The 69-year-old award, recognizing outstanding scholarly research, is the senate's highest accolade, and comes with a $1,000 cash prize.
The recipient also delivers the Faculty Research Lecture, with Ferguson's talk scheduled for Friday, May 27, on the topic: "Missing the Maidenhead: Cultural Debates About the Hymen." See box for lecture details.
“Professor Ferguson is an extraordinary scholar, whose prize-winning publications and transformative co-edited scholarly texts and collections locate her at the very center of current developments in the study of early modern (Renaissance) literature,” wrote colleague Karl Zender, professor emeritus of English, in a letter nominating her for the honor.
After receiving her bachelor’s degree in the history of art and English at Cornell, Ferguson earned her master’s and doctorate in comparative literature at Yale.
She taught at Yale, Columbia and the University of Colorado, Boulder, before joining the UC Davis faculty in 1997. She has held visiting professorships at UC Berkeley and Middlebury College.
She is ther author of two books, more than 35 refereed articles and book chapters, and 15 reviews and other publications, and has edited or co-edited 11 books, among them the widely used Norton Anthology of Poetry.
Her first book, Trials of Desire: Renaissance Defenses of Poetry, established her as a significant critic of Renaissance literature and helped her earn tenure at Yale.
That book was followed by Dido’s Daughters: Literacy, Gender and Empire in Early Modern England and France, in which she worked in three languages: Latin, English and French.
Zender, in his nomination letter, characterized Dido’s Daughters as “a watershed in the study of Renaissance culture.” The book won the Sixteenth Century Society's Roland H. Bainton Prize and the Society for the Study of Early Modern Women Book Prize, among other honors.
Ferguson’s scholarship also has been recognized with fellowships from the National Endowment for the Humanities, the Guggenheim Memorial Foundation, and, most recently, the American Council of Learned Societies.
The yearlong ACLS fellowship, one of the nation’s most prestigious, came with a $60,000 grant to support the writing of her new book, Missing the Maidenhead: Cultural Debates About the Hymen in the Early Modern Period.

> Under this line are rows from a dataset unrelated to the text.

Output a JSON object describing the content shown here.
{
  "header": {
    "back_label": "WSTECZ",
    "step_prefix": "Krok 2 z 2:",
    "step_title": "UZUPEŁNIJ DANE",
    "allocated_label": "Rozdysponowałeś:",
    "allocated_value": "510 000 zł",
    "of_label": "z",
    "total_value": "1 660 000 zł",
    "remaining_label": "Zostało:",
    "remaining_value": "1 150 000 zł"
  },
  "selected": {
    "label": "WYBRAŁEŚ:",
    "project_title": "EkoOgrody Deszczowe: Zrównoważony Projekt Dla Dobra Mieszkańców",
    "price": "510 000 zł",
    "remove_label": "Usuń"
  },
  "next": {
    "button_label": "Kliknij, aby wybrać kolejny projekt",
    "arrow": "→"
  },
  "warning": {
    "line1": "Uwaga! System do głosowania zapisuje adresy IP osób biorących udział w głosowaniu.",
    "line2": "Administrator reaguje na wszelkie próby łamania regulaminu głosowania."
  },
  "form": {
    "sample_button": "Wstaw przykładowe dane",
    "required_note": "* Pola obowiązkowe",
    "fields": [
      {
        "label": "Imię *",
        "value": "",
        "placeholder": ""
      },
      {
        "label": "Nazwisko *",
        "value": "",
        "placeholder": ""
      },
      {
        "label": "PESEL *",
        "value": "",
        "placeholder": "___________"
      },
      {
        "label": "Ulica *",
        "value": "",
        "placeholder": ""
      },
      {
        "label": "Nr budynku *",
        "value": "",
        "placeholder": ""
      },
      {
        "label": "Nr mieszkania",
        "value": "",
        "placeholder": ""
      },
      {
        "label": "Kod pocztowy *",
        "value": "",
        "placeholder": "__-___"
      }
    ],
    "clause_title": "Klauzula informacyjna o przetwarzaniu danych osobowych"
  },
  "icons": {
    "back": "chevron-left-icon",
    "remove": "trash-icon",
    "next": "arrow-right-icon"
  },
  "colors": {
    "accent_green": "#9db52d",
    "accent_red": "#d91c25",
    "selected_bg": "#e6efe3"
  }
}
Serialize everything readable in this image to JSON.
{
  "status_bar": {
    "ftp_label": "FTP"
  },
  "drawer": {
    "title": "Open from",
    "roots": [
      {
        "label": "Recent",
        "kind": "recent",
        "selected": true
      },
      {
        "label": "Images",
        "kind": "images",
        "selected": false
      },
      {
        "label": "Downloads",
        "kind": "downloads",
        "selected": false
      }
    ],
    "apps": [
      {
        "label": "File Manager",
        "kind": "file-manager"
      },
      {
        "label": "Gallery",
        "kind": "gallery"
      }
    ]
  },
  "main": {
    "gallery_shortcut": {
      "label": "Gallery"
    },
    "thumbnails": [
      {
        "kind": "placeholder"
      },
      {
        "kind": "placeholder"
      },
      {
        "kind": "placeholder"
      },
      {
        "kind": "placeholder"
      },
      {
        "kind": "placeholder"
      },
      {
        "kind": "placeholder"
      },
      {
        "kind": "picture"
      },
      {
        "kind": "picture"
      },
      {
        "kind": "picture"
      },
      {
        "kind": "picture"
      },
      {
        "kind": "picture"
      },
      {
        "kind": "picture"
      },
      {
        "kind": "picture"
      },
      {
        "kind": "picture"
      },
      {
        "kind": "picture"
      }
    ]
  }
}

Read the news release.
"This is the book I’ve been wanting to write for a while," Ferguson said. "I don’t think I would have focused on this topic had I not been thinking about education for girls in the present and indeed, the education of my own three girls."
Ferguson and her husband, David Simpson, who holds the Needham Endowed Chair in English at UC Davis, are the parents of Susanna, 23, and twins Marianne and Christina, 14.
In her own youth, Ferguson explored journalism and considered a career with the United Nations as a translator.
But, inspired in part by the example of her teacher parents, she chose academia.
"Teaching and research go hand in hand,” she said. “Students push me to find out things that I don’t know."
Ferguson received teaching awards at Yale and the University of Colorado. At UC Davis, she received an Outstanding Graduate Mentor Award.
Along with her scholarship and teaching, Ferguson has made major contributions to campus governance, chairing the Department of English from 2006 to 2009.
According to Zender, she helped to rejuvenate the department, by attracting outstanding graduate students and new faculty members and overseeing a thorough revision of the curriculum.
While her list of honors is lengthy, Ferguson said she is most pleased with her latest one.
"I am just so grateful that my colleagues would think of me and then put so much time and effort into my candidacy," she said.